[Excerpts from an interface dataset]

○ ○ ○ ○ ○ ○ ○

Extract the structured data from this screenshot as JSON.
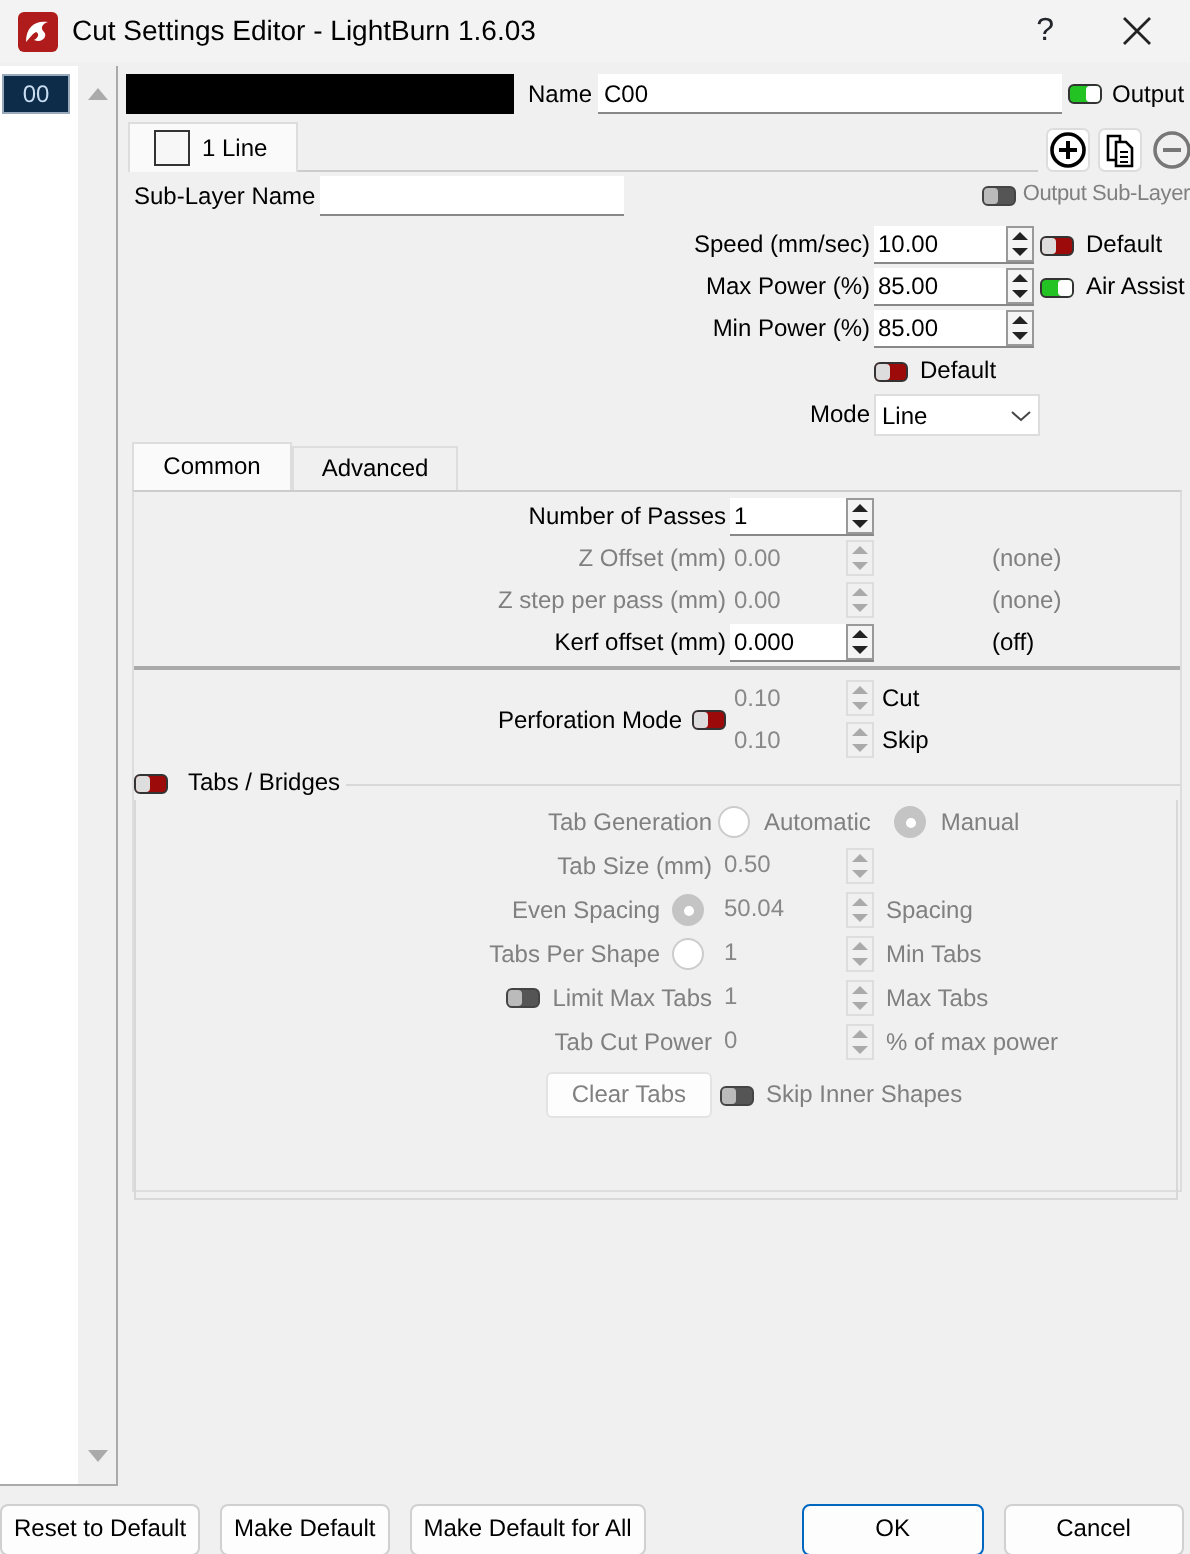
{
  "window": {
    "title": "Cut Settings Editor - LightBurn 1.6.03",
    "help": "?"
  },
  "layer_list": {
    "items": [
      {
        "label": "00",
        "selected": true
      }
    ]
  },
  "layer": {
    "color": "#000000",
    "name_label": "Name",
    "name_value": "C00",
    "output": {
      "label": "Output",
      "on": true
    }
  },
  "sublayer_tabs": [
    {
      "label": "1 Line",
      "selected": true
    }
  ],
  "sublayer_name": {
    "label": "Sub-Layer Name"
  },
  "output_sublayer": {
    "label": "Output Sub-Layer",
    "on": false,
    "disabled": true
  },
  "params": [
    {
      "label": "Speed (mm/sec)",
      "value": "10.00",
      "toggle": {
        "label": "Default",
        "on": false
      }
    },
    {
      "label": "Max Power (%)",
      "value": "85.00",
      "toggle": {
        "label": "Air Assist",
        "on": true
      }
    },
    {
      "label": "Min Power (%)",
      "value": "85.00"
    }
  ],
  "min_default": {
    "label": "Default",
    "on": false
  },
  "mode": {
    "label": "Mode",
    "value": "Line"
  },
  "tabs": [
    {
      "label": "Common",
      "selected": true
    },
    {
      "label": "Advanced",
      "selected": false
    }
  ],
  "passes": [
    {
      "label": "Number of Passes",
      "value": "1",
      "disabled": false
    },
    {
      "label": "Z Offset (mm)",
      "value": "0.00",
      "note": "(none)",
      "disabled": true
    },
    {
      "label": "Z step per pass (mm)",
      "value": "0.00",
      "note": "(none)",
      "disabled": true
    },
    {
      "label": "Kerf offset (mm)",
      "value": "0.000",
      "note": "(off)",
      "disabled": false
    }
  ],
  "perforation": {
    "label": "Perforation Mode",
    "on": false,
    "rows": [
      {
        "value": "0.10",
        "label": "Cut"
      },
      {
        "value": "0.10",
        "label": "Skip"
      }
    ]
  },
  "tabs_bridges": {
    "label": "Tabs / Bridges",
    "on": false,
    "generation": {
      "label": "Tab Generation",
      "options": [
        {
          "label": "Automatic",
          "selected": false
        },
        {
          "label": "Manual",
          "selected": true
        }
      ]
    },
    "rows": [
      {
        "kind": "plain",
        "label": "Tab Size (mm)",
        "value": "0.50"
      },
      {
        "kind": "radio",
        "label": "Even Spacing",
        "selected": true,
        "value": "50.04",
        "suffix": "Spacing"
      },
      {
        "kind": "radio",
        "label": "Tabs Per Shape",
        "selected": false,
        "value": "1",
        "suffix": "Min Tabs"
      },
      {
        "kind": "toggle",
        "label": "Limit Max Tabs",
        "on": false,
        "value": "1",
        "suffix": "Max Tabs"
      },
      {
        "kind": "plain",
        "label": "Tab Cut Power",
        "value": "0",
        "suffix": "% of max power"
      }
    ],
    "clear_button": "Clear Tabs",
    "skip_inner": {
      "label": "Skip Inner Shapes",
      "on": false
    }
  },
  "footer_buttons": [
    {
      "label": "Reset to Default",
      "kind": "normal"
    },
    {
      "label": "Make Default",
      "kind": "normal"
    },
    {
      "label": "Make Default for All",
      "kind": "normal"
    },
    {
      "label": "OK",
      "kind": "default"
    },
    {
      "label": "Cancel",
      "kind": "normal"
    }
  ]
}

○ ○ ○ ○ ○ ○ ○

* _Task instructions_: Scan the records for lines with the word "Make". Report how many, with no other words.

* _Exercise result_: 2